Books by Claire Harman

MURDER BY THE BOOK by Claire Harman
Released: March 26, 2019

"Lovers of Drood, Sherlock, Jack the Ripper, and their kin real and fictional will relish the gruesome details of this entertaining book."
An endlessly fascinating, bookish tale of true crime in Victorian England. Read full book review >
Released: March 2, 2016

"A delightfully engaging biography of a highly talented but deeply troubled prodigy of English literature."
Accomplished biographer Harman (Jane's Fame: How Jane Austen Conquered the World, 2010, etc.) returns with a lively account of the life of Charlotte Brontë (1816-1855).Read full book review >
JANE’S FAME by Claire Harman
Released: March 2, 2010

"A must for Austen bibliophiles."
An elegant exploration into the curious journey of literary celebrity, as exhibited by Jane Austen. Read full book review >
Released: Nov. 1, 2005

"A beautifully detailed biography, rendered with honesty, integrity and humor."
An engaging look at the life and writings of a complex and contradictory fellow. Read full book review >
FANNY BURNEY by Claire Harman
Released: Aug. 30, 2001

"Substantial research informs this sympathetic and vibrant biography. (36 b&w photos)"
An important, comprehensive view of the pioneering novelist and playwright (1752-1840). Read full book review >
Released: Feb. 1, 1996
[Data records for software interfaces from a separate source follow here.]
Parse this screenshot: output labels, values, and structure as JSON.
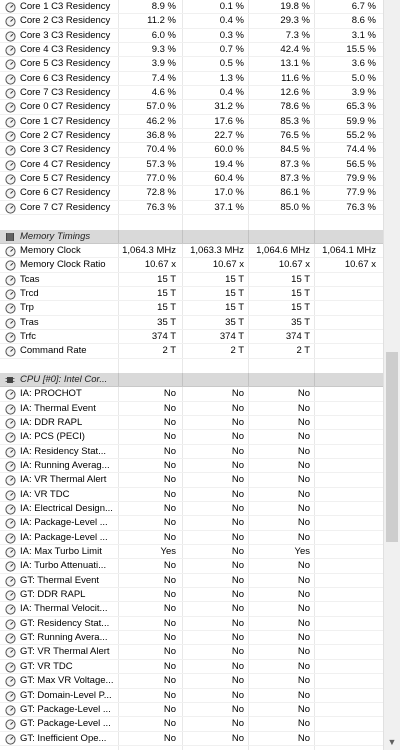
{
  "rows_top": [
    {
      "label": "Core 1 C3 Residency",
      "v": [
        "8.9 %",
        "0.1 %",
        "19.8 %",
        "6.7 %"
      ]
    },
    {
      "label": "Core 2 C3 Residency",
      "v": [
        "11.2 %",
        "0.4 %",
        "29.3 %",
        "8.6 %"
      ]
    },
    {
      "label": "Core 3 C3 Residency",
      "v": [
        "6.0 %",
        "0.3 %",
        "7.3 %",
        "3.1 %"
      ]
    },
    {
      "label": "Core 4 C3 Residency",
      "v": [
        "9.3 %",
        "0.7 %",
        "42.4 %",
        "15.5 %"
      ]
    },
    {
      "label": "Core 5 C3 Residency",
      "v": [
        "3.9 %",
        "0.5 %",
        "13.1 %",
        "3.6 %"
      ]
    },
    {
      "label": "Core 6 C3 Residency",
      "v": [
        "7.4 %",
        "1.3 %",
        "11.6 %",
        "5.0 %"
      ]
    },
    {
      "label": "Core 7 C3 Residency",
      "v": [
        "4.6 %",
        "0.4 %",
        "12.6 %",
        "3.9 %"
      ]
    },
    {
      "label": "Core 0 C7 Residency",
      "v": [
        "57.0 %",
        "31.2 %",
        "78.6 %",
        "65.3 %"
      ]
    },
    {
      "label": "Core 1 C7 Residency",
      "v": [
        "46.2 %",
        "17.6 %",
        "85.3 %",
        "59.9 %"
      ]
    },
    {
      "label": "Core 2 C7 Residency",
      "v": [
        "36.8 %",
        "22.7 %",
        "76.5 %",
        "55.2 %"
      ]
    },
    {
      "label": "Core 3 C7 Residency",
      "v": [
        "70.4 %",
        "60.0 %",
        "84.5 %",
        "74.4 %"
      ]
    },
    {
      "label": "Core 4 C7 Residency",
      "v": [
        "57.3 %",
        "19.4 %",
        "87.3 %",
        "56.5 %"
      ]
    },
    {
      "label": "Core 5 C7 Residency",
      "v": [
        "77.0 %",
        "60.4 %",
        "87.3 %",
        "79.9 %"
      ]
    },
    {
      "label": "Core 6 C7 Residency",
      "v": [
        "72.8 %",
        "17.0 %",
        "86.1 %",
        "77.9 %"
      ]
    },
    {
      "label": "Core 7 C7 Residency",
      "v": [
        "76.3 %",
        "37.1 %",
        "85.0 %",
        "76.3 %"
      ]
    }
  ],
  "memory_section": {
    "title": "Memory Timings",
    "rows": [
      {
        "label": "Memory Clock",
        "v": [
          "1,064.3 MHz",
          "1,063.3 MHz",
          "1,064.6 MHz",
          "1,064.1 MHz"
        ]
      },
      {
        "label": "Memory Clock Ratio",
        "v": [
          "10.67 x",
          "10.67 x",
          "10.67 x",
          "10.67 x"
        ]
      },
      {
        "label": "Tcas",
        "v": [
          "15 T",
          "15 T",
          "15 T",
          ""
        ]
      },
      {
        "label": "Trcd",
        "v": [
          "15 T",
          "15 T",
          "15 T",
          ""
        ]
      },
      {
        "label": "Trp",
        "v": [
          "15 T",
          "15 T",
          "15 T",
          ""
        ]
      },
      {
        "label": "Tras",
        "v": [
          "35 T",
          "35 T",
          "35 T",
          ""
        ]
      },
      {
        "label": "Trfc",
        "v": [
          "374 T",
          "374 T",
          "374 T",
          ""
        ]
      },
      {
        "label": "Command Rate",
        "v": [
          "2 T",
          "2 T",
          "2 T",
          ""
        ]
      }
    ]
  },
  "cpu_section": {
    "title": "CPU [#0]: Intel Cor...",
    "rows": [
      {
        "label": "IA: PROCHOT",
        "v": [
          "No",
          "No",
          "No",
          ""
        ]
      },
      {
        "label": "IA: Thermal Event",
        "v": [
          "No",
          "No",
          "No",
          ""
        ]
      },
      {
        "label": "IA: DDR RAPL",
        "v": [
          "No",
          "No",
          "No",
          ""
        ]
      },
      {
        "label": "IA: PCS (PECI)",
        "v": [
          "No",
          "No",
          "No",
          ""
        ]
      },
      {
        "label": "IA: Residency Stat...",
        "v": [
          "No",
          "No",
          "No",
          ""
        ]
      },
      {
        "label": "IA: Running Averag...",
        "v": [
          "No",
          "No",
          "No",
          ""
        ]
      },
      {
        "label": "IA: VR Thermal Alert",
        "v": [
          "No",
          "No",
          "No",
          ""
        ]
      },
      {
        "label": "IA: VR TDC",
        "v": [
          "No",
          "No",
          "No",
          ""
        ]
      },
      {
        "label": "IA: Electrical Design...",
        "v": [
          "No",
          "No",
          "No",
          ""
        ]
      },
      {
        "label": "IA: Package-Level ...",
        "v": [
          "No",
          "No",
          "No",
          ""
        ]
      },
      {
        "label": "IA: Package-Level ...",
        "v": [
          "No",
          "No",
          "No",
          ""
        ]
      },
      {
        "label": "IA: Max Turbo Limit",
        "v": [
          "Yes",
          "No",
          "Yes",
          ""
        ]
      },
      {
        "label": "IA: Turbo Attenuati...",
        "v": [
          "No",
          "No",
          "No",
          ""
        ]
      },
      {
        "label": "GT: Thermal Event",
        "v": [
          "No",
          "No",
          "No",
          ""
        ]
      },
      {
        "label": "GT: DDR RAPL",
        "v": [
          "No",
          "No",
          "No",
          ""
        ]
      },
      {
        "label": "IA: Thermal Velocit...",
        "v": [
          "No",
          "No",
          "No",
          ""
        ]
      },
      {
        "label": "GT: Residency Stat...",
        "v": [
          "No",
          "No",
          "No",
          ""
        ]
      },
      {
        "label": "GT: Running Avera...",
        "v": [
          "No",
          "No",
          "No",
          ""
        ]
      },
      {
        "label": "GT: VR Thermal Alert",
        "v": [
          "No",
          "No",
          "No",
          ""
        ]
      },
      {
        "label": "GT: VR TDC",
        "v": [
          "No",
          "No",
          "No",
          ""
        ]
      },
      {
        "label": "GT: Max VR Voltage...",
        "v": [
          "No",
          "No",
          "No",
          ""
        ]
      },
      {
        "label": "GT: Domain-Level P...",
        "v": [
          "No",
          "No",
          "No",
          ""
        ]
      },
      {
        "label": "GT: Package-Level ...",
        "v": [
          "No",
          "No",
          "No",
          ""
        ]
      },
      {
        "label": "GT: Package-Level ...",
        "v": [
          "No",
          "No",
          "No",
          ""
        ]
      },
      {
        "label": "GT: Inefficient Ope...",
        "v": [
          "No",
          "No",
          "No",
          ""
        ]
      }
    ]
  },
  "icons": {
    "sensor_row": "gauge-icon",
    "memory_header": "memory-chip-icon",
    "cpu_header": "cpu-chip-icon"
  },
  "colors": {
    "section_bg": "#d9d9d9",
    "grid": "#e8e8e8",
    "scrollbar": "#f0f0f0",
    "thumb": "#cdcdcd"
  }
}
A richly rewarding view of an unconventional woman's eloquence, intellect, and passion over the course of five decades. Warner (18931978), a British author best known for her short stories in the New Yorker and her novels Lolly Wilowes and Mr. Fortune's Maggot, vividly documented everything in her life from the mundane to the monumental. These diaries recall her teas with musicians and authors; gardening; thoughts on politics and writing (her own and others', such as her controversial contemporary Radclyffe Hall's); her lesbianism and love for poet Valentine Ackland; and the crushing grief of Ackland's death. What emerges is a portrait of a romantic, versatile, and clever woman with a novelist's eye and a poet's ear—a delightful character to encounter whether or not one is familiar with her fiction. Her early entries are lighthearted. Here she is on a lousy day's work: ``I wrote like an old flock mattress''; or on two languorous weeks of writing, socializing, and gardening: ``a peaceful fortnight of ladylike behavior''; or on her utterly untortured creative process: ``In the late afternoon I suddenly found myself with poem . . . It was odd to be shot into that feeling again, that deliberate trance, without a word of warning.'' Her initial years with Ackland are filled with adventures and high spirits until 1949, when Ackland began an affair with another woman. But most profound are the entries from the decade between the onset of Ackland's terminal cancer and Warner's own death in 1978, in which Warner heartrendingly recalls ``the sensual freedom of the days before calamity.'' These portions powerfully evoke the pain of lost love, a pain heightened by Warner's vigilant return to their love letters and blunted only by whisky and writing. With deft editing, Harman, her biographer, has both illuminated Warner's day-to-day existence and allowed the woman's vitality and grandeur to speak for themselves. Read full book review >